The entries that follow need to be returned without any alteration.
--- PROVIDED DATA Enclosed Below ---
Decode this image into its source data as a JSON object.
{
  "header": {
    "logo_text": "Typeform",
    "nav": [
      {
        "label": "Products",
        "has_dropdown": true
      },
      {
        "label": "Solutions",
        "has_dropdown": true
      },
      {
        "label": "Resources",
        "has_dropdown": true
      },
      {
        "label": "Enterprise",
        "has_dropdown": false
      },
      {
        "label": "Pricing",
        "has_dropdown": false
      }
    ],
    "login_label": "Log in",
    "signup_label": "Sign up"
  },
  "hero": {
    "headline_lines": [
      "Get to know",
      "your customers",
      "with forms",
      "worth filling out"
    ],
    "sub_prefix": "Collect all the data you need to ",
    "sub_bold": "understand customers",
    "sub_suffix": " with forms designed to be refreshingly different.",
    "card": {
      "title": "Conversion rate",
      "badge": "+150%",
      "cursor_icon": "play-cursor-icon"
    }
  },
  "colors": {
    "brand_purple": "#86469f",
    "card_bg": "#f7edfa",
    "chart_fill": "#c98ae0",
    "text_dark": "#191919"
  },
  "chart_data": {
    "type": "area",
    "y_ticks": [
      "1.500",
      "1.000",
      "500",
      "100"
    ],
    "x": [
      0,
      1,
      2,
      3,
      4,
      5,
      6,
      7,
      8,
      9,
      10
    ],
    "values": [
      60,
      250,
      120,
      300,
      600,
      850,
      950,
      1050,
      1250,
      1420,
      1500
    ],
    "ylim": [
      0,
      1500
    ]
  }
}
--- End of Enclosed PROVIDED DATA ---
ANSWER SPACE:
Decode this image into its source data as a JSON object.
{
  "header": {
    "logo_text": "Typeform",
    "nav": [
      {
        "label": "Products",
        "has_dropdown": true
      },
      {
        "label": "Solutions",
        "has_dropdown": true
      },
      {
        "label": "Resources",
        "has_dropdown": true
      },
      {
        "label": "Enterprise",
        "has_dropdown": false
      },
      {
        "label": "Pricing",
        "has_dropdown": false
      }
    ],
    "login_label": "Log in",
    "signup_label": "Sign up"
  },
  "hero": {
    "headline_lines": [
      "Get to know",
      "your customers",
      "with forms",
      "worth filling out"
    ],
    "sub_prefix": "Collect all the data you need to ",
    "sub_bold": "understand customers",
    "sub_suffix": " with forms designed to be refreshingly different.",
    "card": {
      "title": "Conversion rate",
      "badge": "+150%",
      "cursor_icon": "play-cursor-icon"
    }
  },
  "colors": {
    "brand_purple": "#86469f",
    "card_bg": "#f7edfa",
    "chart_fill": "#c98ae0",
    "text_dark": "#191919"
  },
  "chart_data": {
    "type": "area",
    "y_ticks": [
      "1.500",
      "1.000",
      "500",
      "100"
    ],
    "x": [
      0,
      1,
      2,
      3,
      4,
      5,
      6,
      7,
      8,
      9,
      10
    ],
    "values": [
      60,
      250,
      120,
      300,
      600,
      850,
      950,
      1050,
      1250,
      1420,
      1500
    ],
    "ylim": [
      0,
      1500
    ]
  }
}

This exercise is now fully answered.